#### What the exercise asks:
The expected output is the full data, repeated exactly, without pictures.

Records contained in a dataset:
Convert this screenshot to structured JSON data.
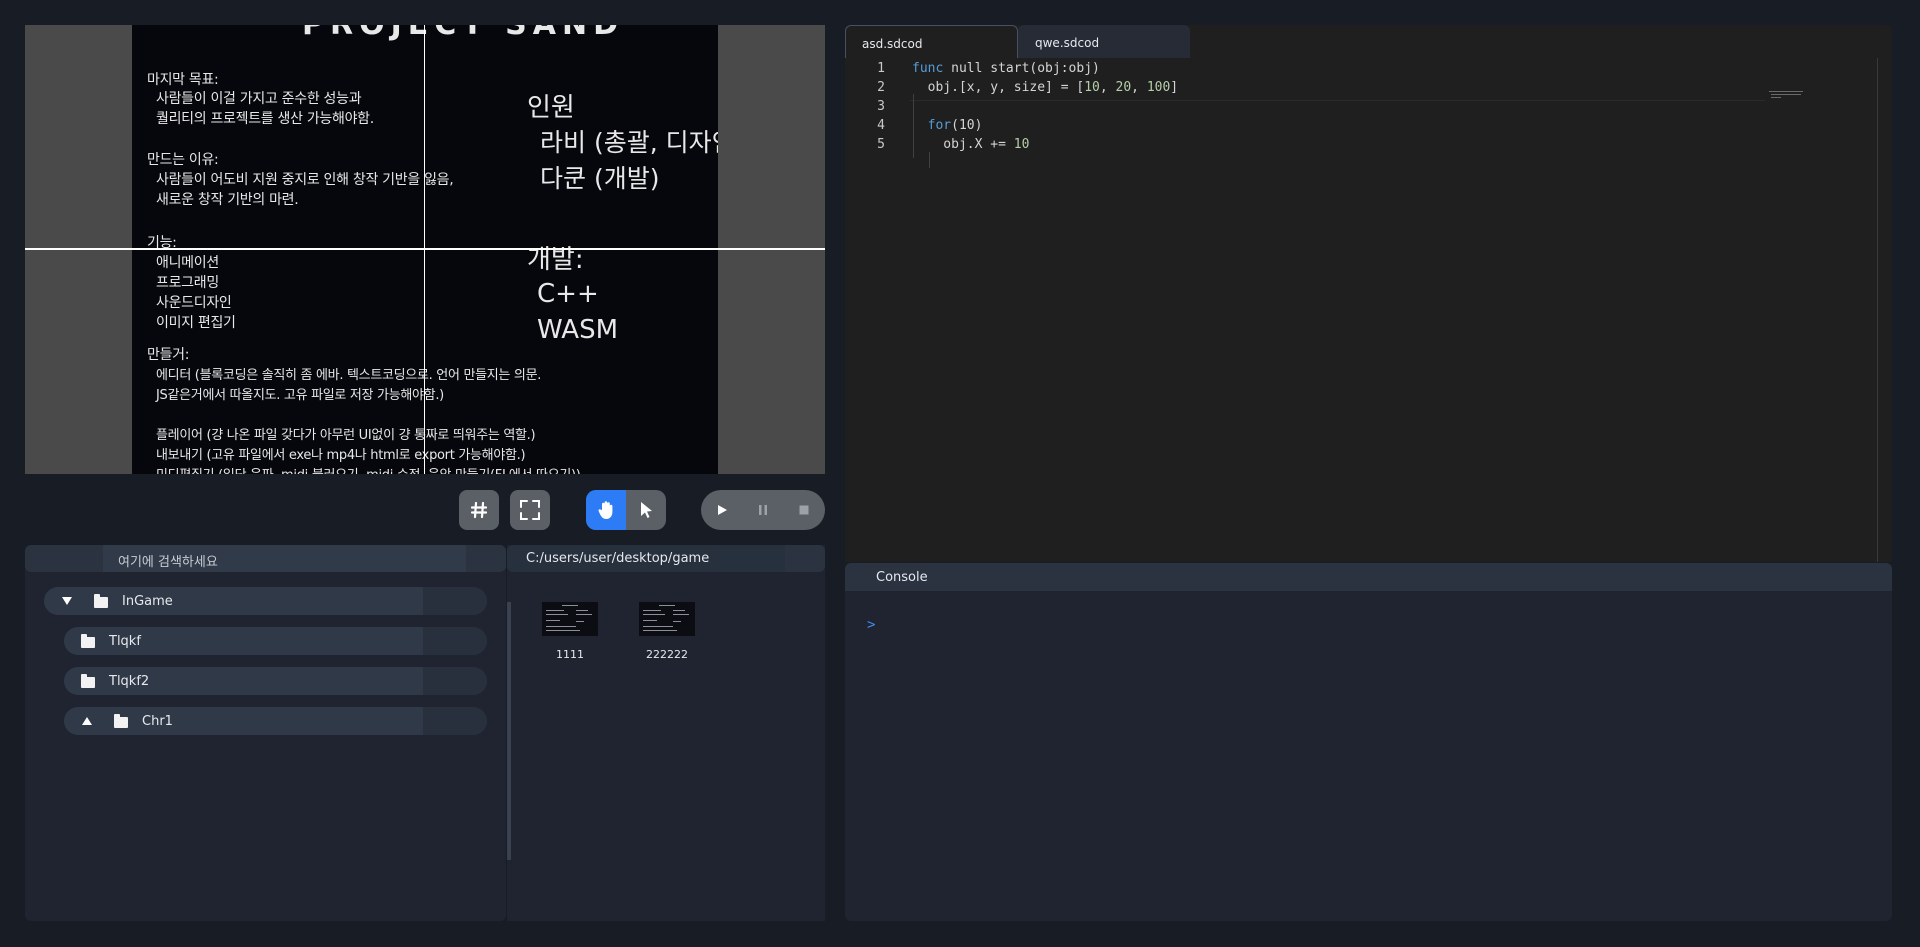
{
  "preview": {
    "slide": {
      "title": "PROJECT SAND",
      "goal_title": "마지막 목표:",
      "goal_1": "사람들이 이걸 가지고 준수한 성능과",
      "goal_2": "퀄리티의 프로젝트를 생산 가능해야함.",
      "why_title": "만드는 이유:",
      "why_1": "사람들이 어도비 지원 중지로 인해 창작 기반을 잃음,",
      "why_2": "새로운 창작 기반의 마련.",
      "feat_title": "기능:",
      "feat_1": "애니메이션",
      "feat_2": "프로그래밍",
      "feat_3": "사운드디자인",
      "feat_4": "이미지 편집기",
      "make_title": "만들거:",
      "make_1": "에디터 (블록코딩은 솔직히 좀 에바. 텍스트코딩으로. 언어 만들지는 의문.",
      "make_2": "JS같은거에서 따올지도. 고유 파일로 저장 가능해야함.)",
      "make_3": "플레이어 (걍 나온 파일 갖다가 아무런 UI없이 걍 통짜로 띄워주는 역할.)",
      "make_4": "내보내기 (고유 파일에서 exe나 mp4나 html로 export 가능해야함.)",
      "make_5": "미디편집기 (일단 음파, midi 불러오기, midi 수정, 음악 만들기(FL에서 따오기))",
      "staff_title": "인원",
      "staff_1": "라비 (총괄, 디자인)",
      "staff_2": "다쿤 (개발)",
      "dev_title": "개발:",
      "dev_1": "C++",
      "dev_2": "WASM"
    }
  },
  "toolbar": {
    "grid_icon": "grid-hash-icon",
    "fullscreen_icon": "fullscreen-icon",
    "hand_icon": "hand-icon",
    "pointer_icon": "pointer-arrow-icon",
    "play_icon": "play-icon",
    "pause_icon": "pause-icon",
    "stop_icon": "stop-icon",
    "active_tool": "hand",
    "accent": "#2e7bf6"
  },
  "hierarchy": {
    "search_placeholder": "여기에 검색하세요",
    "items": [
      {
        "label": "InGame",
        "expanded": true
      },
      {
        "label": "Tlqkf"
      },
      {
        "label": "Tlqkf2"
      },
      {
        "label": "Chr1",
        "expanded": false
      }
    ]
  },
  "files": {
    "path": "C:/users/user/desktop/game",
    "items": [
      {
        "label": "1111"
      },
      {
        "label": "222222"
      }
    ]
  },
  "editor": {
    "tabs": [
      {
        "label": "asd.sdcod",
        "active": true
      },
      {
        "label": "qwe.sdcod",
        "active": false
      }
    ],
    "line_numbers": [
      "1",
      "2",
      "3",
      "4",
      "5"
    ],
    "code": {
      "l1_kw": "func",
      "l1_rest": " null start(obj:obj)",
      "l2_a": "  obj.[x, y, size] = [",
      "l2_n1": "10",
      "l2_c1": ", ",
      "l2_n2": "20",
      "l2_c2": ", ",
      "l2_n3": "100",
      "l2_b": "]",
      "l4_a": "  ",
      "l4_kw": "for",
      "l4_rest": "(10)",
      "l5_a": "    obj.X += ",
      "l5_n": "10"
    }
  },
  "console": {
    "tab_label": "Console",
    "prompt": ">"
  }
}
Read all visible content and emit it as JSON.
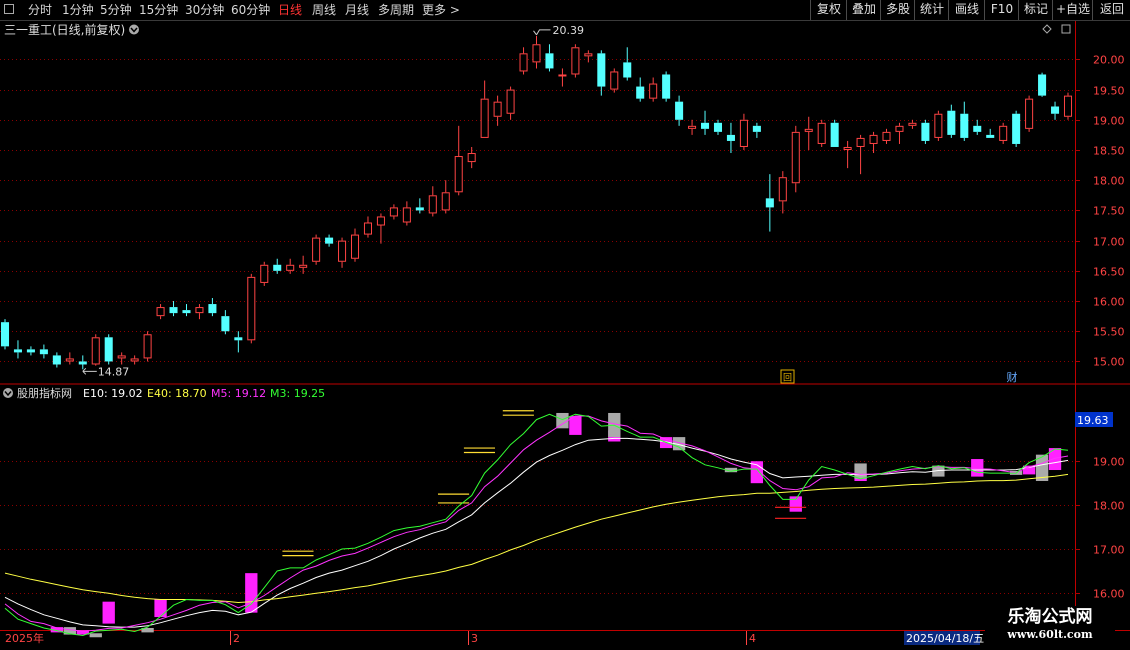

#### Answer box:
Convert this screenshot to structured JSON data.
{
  "preview": {
    "slide": {
      "title": "PROJECT SAND",
      "goal_title": "마지막 목표:",
      "goal_1": "사람들이 이걸 가지고 준수한 성능과",
      "goal_2": "퀄리티의 프로젝트를 생산 가능해야함.",
      "why_title": "만드는 이유:",
      "why_1": "사람들이 어도비 지원 중지로 인해 창작 기반을 잃음,",
      "why_2": "새로운 창작 기반의 마련.",
      "feat_title": "기능:",
      "feat_1": "애니메이션",
      "feat_2": "프로그래밍",
      "feat_3": "사운드디자인",
      "feat_4": "이미지 편집기",
      "make_title": "만들거:",
      "make_1": "에디터 (블록코딩은 솔직히 좀 에바. 텍스트코딩으로. 언어 만들지는 의문.",
      "make_2": "JS같은거에서 따올지도. 고유 파일로 저장 가능해야함.)",
      "make_3": "플레이어 (걍 나온 파일 갖다가 아무런 UI없이 걍 통짜로 띄워주는 역할.)",
      "make_4": "내보내기 (고유 파일에서 exe나 mp4나 html로 export 가능해야함.)",
      "make_5": "미디편집기 (일단 음파, midi 불러오기, midi 수정, 음악 만들기(FL에서 따오기))",
      "staff_title": "인원",
      "staff_1": "라비 (총괄, 디자인)",
      "staff_2": "다쿤 (개발)",
      "dev_title": "개발:",
      "dev_1": "C++",
      "dev_2": "WASM"
    }
  },
  "toolbar": {
    "grid_icon": "grid-hash-icon",
    "fullscreen_icon": "fullscreen-icon",
    "hand_icon": "hand-icon",
    "pointer_icon": "pointer-arrow-icon",
    "play_icon": "play-icon",
    "pause_icon": "pause-icon",
    "stop_icon": "stop-icon",
    "active_tool": "hand",
    "accent": "#2e7bf6"
  },
  "hierarchy": {
    "search_placeholder": "여기에 검색하세요",
    "items": [
      {
        "label": "InGame",
        "expanded": true
      },
      {
        "label": "Tlqkf"
      },
      {
        "label": "Tlqkf2"
      },
      {
        "label": "Chr1",
        "expanded": false
      }
    ]
  },
  "files": {
    "path": "C:/users/user/desktop/game",
    "items": [
      {
        "label": "1111"
      },
      {
        "label": "222222"
      }
    ]
  },
  "editor": {
    "tabs": [
      {
        "label": "asd.sdcod",
        "active": true
      },
      {
        "label": "qwe.sdcod",
        "active": false
      }
    ],
    "line_numbers": [
      "1",
      "2",
      "3",
      "4",
      "5"
    ],
    "code": {
      "l1_kw": "func",
      "l1_rest": " null start(obj:obj)",
      "l2_a": "  obj.[x, y, size] = [",
      "l2_n1": "10",
      "l2_c1": ", ",
      "l2_n2": "20",
      "l2_c2": ", ",
      "l2_n3": "100",
      "l2_b": "]",
      "l4_a": "  ",
      "l4_kw": "for",
      "l4_rest": "(10)",
      "l5_a": "    obj.X += ",
      "l5_n": "10"
    }
  },
  "console": {
    "tab_label": "Console",
    "prompt": ">"
  }
}
Read all visible content and emit it as JSON.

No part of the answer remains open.